- Precision F-Strike: Norm accidentally dropped an F-bomb on Saturday Night Live. After flubbing a line, Norm mumbled under breath, "The fuck was that?" After the crowd reacted, Norm got a brief Oh, Crap! look before giving a nervous smile and saying, "My farewell performance, ladies and gentlemen." Fittingly, this was one of Norm's last Weekend Update segments.
- Running Gag: Several on Weekend Update. The most memorable ones being observing that Germans Love David Hasselhoff, his weird story of the week which involved Frank Stallone, and his "Notes to Self" reminding him to shamelessly exploit stupid things happening in the news.
- Shaped Like Itself:
"According to Roberts, she knew that the end was near when she realized that she was Julia Roberts, and she was married to Lyle Lovett."
- He has said one of his favorite kinds of jokes are the sort where the punchline is almost identical to the setup. For instance, this one concerning Julia Roberts' divorce from musician Lyle Lovett:
"Which once again proves my theory: Germans Love David Hasselhoff."
- He once brought on David Hasselhoff as a guest correspondent on Weekend Update to read a single line from a cue card: "Germans love me."
- So Unfunny, It's Funny: Again, the Roast.
- Understatement: As part of his dry Deadpan Snarker routine. For example, he will describe someone who has committed various atrocities and is basically an avatar for human evil and depravity as "a real jerk".

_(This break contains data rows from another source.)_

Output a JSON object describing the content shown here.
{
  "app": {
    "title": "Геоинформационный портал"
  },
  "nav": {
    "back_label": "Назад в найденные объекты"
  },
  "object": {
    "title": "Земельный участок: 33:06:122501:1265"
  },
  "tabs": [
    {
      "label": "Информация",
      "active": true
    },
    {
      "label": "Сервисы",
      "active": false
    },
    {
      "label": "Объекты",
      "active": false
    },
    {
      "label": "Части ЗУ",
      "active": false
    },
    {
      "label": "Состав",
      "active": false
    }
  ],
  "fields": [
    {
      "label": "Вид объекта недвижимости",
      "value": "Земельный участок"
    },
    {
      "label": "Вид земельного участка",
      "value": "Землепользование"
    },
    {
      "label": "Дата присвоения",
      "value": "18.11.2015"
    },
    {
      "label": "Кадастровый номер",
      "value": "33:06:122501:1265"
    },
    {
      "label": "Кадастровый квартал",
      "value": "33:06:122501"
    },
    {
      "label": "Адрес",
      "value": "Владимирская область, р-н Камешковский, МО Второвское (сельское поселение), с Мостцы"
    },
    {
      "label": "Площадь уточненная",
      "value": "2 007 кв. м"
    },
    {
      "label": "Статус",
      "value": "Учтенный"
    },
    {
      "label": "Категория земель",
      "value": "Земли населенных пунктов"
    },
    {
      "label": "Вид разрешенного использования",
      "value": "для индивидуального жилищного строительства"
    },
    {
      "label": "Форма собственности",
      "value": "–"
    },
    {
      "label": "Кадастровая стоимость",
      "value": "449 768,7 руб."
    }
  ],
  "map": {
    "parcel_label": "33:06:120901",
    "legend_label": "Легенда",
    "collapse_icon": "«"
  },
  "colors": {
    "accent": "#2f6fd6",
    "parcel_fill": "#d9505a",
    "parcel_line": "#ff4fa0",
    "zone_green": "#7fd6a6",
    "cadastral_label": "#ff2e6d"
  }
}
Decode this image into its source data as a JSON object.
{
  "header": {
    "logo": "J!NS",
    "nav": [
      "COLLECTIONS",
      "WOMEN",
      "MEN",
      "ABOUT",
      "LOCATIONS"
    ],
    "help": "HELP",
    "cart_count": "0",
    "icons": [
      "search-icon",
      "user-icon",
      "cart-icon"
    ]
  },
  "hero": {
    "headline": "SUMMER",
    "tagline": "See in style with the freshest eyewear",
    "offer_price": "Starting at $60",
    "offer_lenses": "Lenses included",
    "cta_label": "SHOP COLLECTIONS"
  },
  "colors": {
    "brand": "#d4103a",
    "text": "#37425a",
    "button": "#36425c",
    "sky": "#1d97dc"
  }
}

- Wrong Genre Savvy: In the Celebrity Edition of Who Wants to Be a Millionaire?, part of his strategy was trying to find Regis' tell for a correct answer, like in a poker game. Regis didn't know the answers either, though Norm did end up winning $500,000.